  • Accessibility of various types of vehicles for in­bound and outbound services: In-city wa­reho­uses may operate within cramped spac­es, wh­ere obtaining plot frontage for traditi­onally used large vehicles such as trucks and lorries pr­o­ves challenging. Consequ­en­tly, alternative mo­des of transportation, such as bikes and sc­ooters, are commonly em­p­loy­ed for deliveries within a radius of 0-5 km. In order to cater to a diverse array of ve­hi­c­les, the warehouse infrastructure should be capable of accomm­o­dating and servicing various types of vehicles.
  • Incorporate ergonomic features to support the needs of people living and working in big cities: The workforce in in-city warehouses often have prior experience from working in various urban establishments such as retail stores, office complexes and residential support systems. Therefore, people operating wi­thin these warehouses should receive trai­ning that enables them to effectively utilise the skills they already have for operations within in-city warehouses.

In-city warehousing networks and supply

In-city warehousing will expand with time and will lead to the creative discovery of new supply sources. These establishments are usually built by repurposing existing structures like old office complexes, abandoned cinemas and parking lots. Additionally, new buildings will co-create space for warehousing. All sta­keholders must come together to ensure the successful operation of this emerging infrastructure.

Governments must draft policies to allow zoning and development of in-city warehouses, developers need to come up with creative strategies to develop the asset class, and finally, companies need to identify suitable structures for in-city warehouse operations.

Supply chain technology

Technology plays a primary role in expediting various warehousing processes such as picking, sorting and allotment. Going forward, there will be a full-fledged establishment of omnicha­nnel delivery, where businesses of all sizes will allocate substantial resources to enhance their supply chain technology.

Businesses can revolutionise their wareho­use operations by embracing cutting-edge te­ch­nological solutions to significantly reduce the time required for crucial tasks. Automated sy­stems equipped with advanced algorithms can swiftly and accurately identify and retrieve items for order fulfilment, streamlining the picking process. Similarly, sorting mechanisms that use machine learning and AI can efficiently categorise products.

As omnichannel delivery begins to take root, businesses are integrating various sales channels into their supply chains, resulting in a shift in supply chain organisation and operation. To meet the increasing consumer demand for convenience, organisations must reimagine their supply chain infrastructure and make strategic investments in innovative technologies that en­hance omnichannel delivery.

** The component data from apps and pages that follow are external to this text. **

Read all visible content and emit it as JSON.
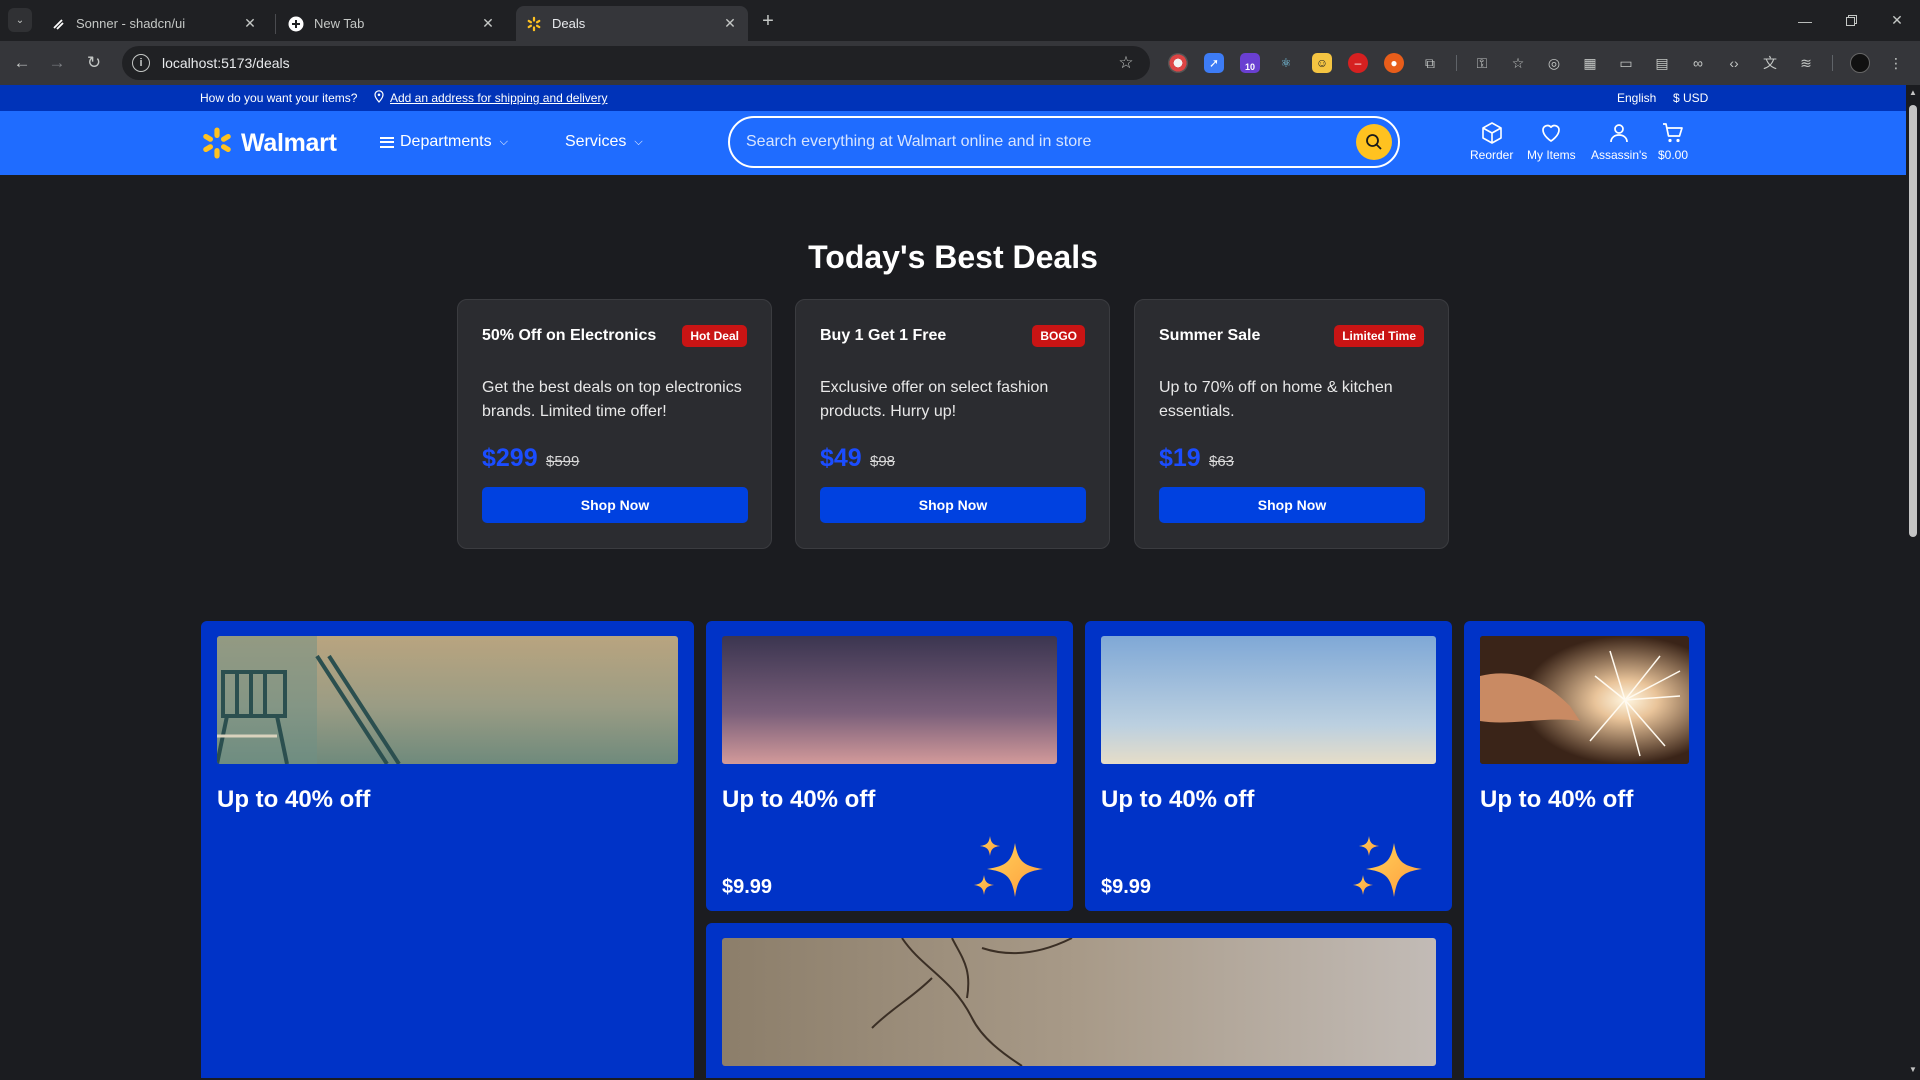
{
  "browser": {
    "tabs": [
      {
        "title": "Sonner - shadcn/ui",
        "icon": "shadcn-icon"
      },
      {
        "title": "New Tab",
        "icon": "chrome-icon"
      },
      {
        "title": "Deals",
        "icon": "walmart-spark-icon"
      }
    ],
    "url": "localhost:5173/deals",
    "extension_badge": "10"
  },
  "topstrip": {
    "question": "How do you want your items?",
    "address_link": "Add an address for shipping and delivery",
    "language": "English",
    "currency": "$ USD"
  },
  "header": {
    "brand": "Walmart",
    "nav": [
      {
        "label": "Departments"
      },
      {
        "label": "Services"
      }
    ],
    "search_placeholder": "Search everything at Walmart online and in store",
    "actions": [
      {
        "label": "Reorder",
        "icon": "box-icon"
      },
      {
        "label": "My Items",
        "icon": "heart-icon"
      },
      {
        "label": "Assassin's",
        "icon": "user-icon"
      },
      {
        "label": "$0.00",
        "icon": "cart-icon"
      }
    ],
    "colors": {
      "bar": "#1f6cff",
      "strip": "#0033b8",
      "search_button": "#ffc220"
    }
  },
  "page": {
    "title": "Today's Best Deals"
  },
  "deals": [
    {
      "title": "50% Off on Electronics",
      "badge": "Hot Deal",
      "description": "Get the best deals on top electronics brands. Limited time offer!",
      "price": "$299",
      "original_price": "$599",
      "button": "Shop Now"
    },
    {
      "title": "Buy 1 Get 1 Free",
      "badge": "BOGO",
      "description": "Exclusive offer on select fashion products. Hurry up!",
      "price": "$49",
      "original_price": "$98",
      "button": "Shop Now"
    },
    {
      "title": "Summer Sale",
      "badge": "Limited Time",
      "description": "Up to 70% off on home & kitchen essentials.",
      "price": "$19",
      "original_price": "$63",
      "button": "Shop Now"
    }
  ],
  "promos": [
    {
      "title": "Up to 40% off",
      "image": "lifeguard-tower-photo"
    },
    {
      "title": "Up to 40% off",
      "price": "$9.99",
      "image": "dusk-sky-photo",
      "icon": "sparkles-icon"
    },
    {
      "title": "Up to 40% off",
      "price": "$9.99",
      "image": "clear-sky-photo",
      "icon": "sparkles-icon"
    },
    {
      "title": "Up to 40% off",
      "image": "sparkler-photo"
    },
    {
      "image": "tree-branches-photo"
    }
  ]
}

From advanced warehouse management systems to real-time inventory tracking solutions, businesses must use technological advancements for robust supply chain operations. Organisations that proacti­vely invest in cutting-edge technologies will gain a competitive edge and ensure growth.

In sum

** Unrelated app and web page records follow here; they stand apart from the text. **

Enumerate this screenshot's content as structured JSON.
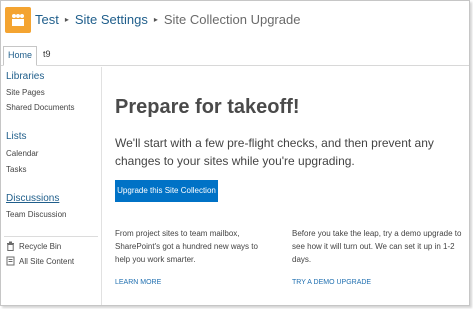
{
  "header": {
    "breadcrumb": [
      "Test",
      "Site Settings",
      "Site Collection Upgrade"
    ],
    "separator": "▸",
    "logo_icon": "sharepoint-site-icon",
    "logo_color": "#f4a431"
  },
  "topnav": {
    "tabs": [
      {
        "label": "Home",
        "selected": true
      },
      {
        "label": "t9",
        "selected": false
      }
    ]
  },
  "leftnav": {
    "sections": [
      {
        "heading": "Libraries",
        "items": [
          "Site Pages",
          "Shared Documents"
        ]
      },
      {
        "heading": "Lists",
        "items": [
          "Calendar",
          "Tasks"
        ]
      },
      {
        "heading": "Discussions",
        "items": [
          "Team Discussion"
        ]
      }
    ],
    "footer": [
      {
        "label": "Recycle Bin",
        "icon": "recycle-bin-icon"
      },
      {
        "label": "All Site Content",
        "icon": "site-contents-icon"
      }
    ]
  },
  "main": {
    "title": "Prepare for takeoff!",
    "description": "We'll start with a few pre-flight checks, and then prevent any changes to your sites while you're upgrading.",
    "cta_label": "Upgrade this Site Collection",
    "columns": [
      {
        "text": "From project sites to team mailbox, SharePoint's got a hundred new ways to help you work smarter.",
        "link": "LEARN MORE"
      },
      {
        "text": "Before you take the leap, try a demo upgrade to see how it will turn out. We can set it up in 1-2 days.",
        "link": "TRY A DEMO UPGRADE"
      }
    ]
  },
  "colors": {
    "accent": "#0072c6",
    "link": "#1f5e8b"
  }
}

In a nutshell, in-city warehouses are going to be next-door neighbours to the stores we visit, the houses we live in and the offices we work in. In metro cities, in-city warehouses are estimated to occupy 8-10 million sq. ft in the next few ye­ars. City planners and development authorities will come up with suitable policies to support such infrastructure. Developers are likely to experiment with various options in green and brownfield projects, with tenants and operators developing automation and technology to service customer needs. This presents an opp­o­r­tunity for all to participate in this disruption and leave a mark.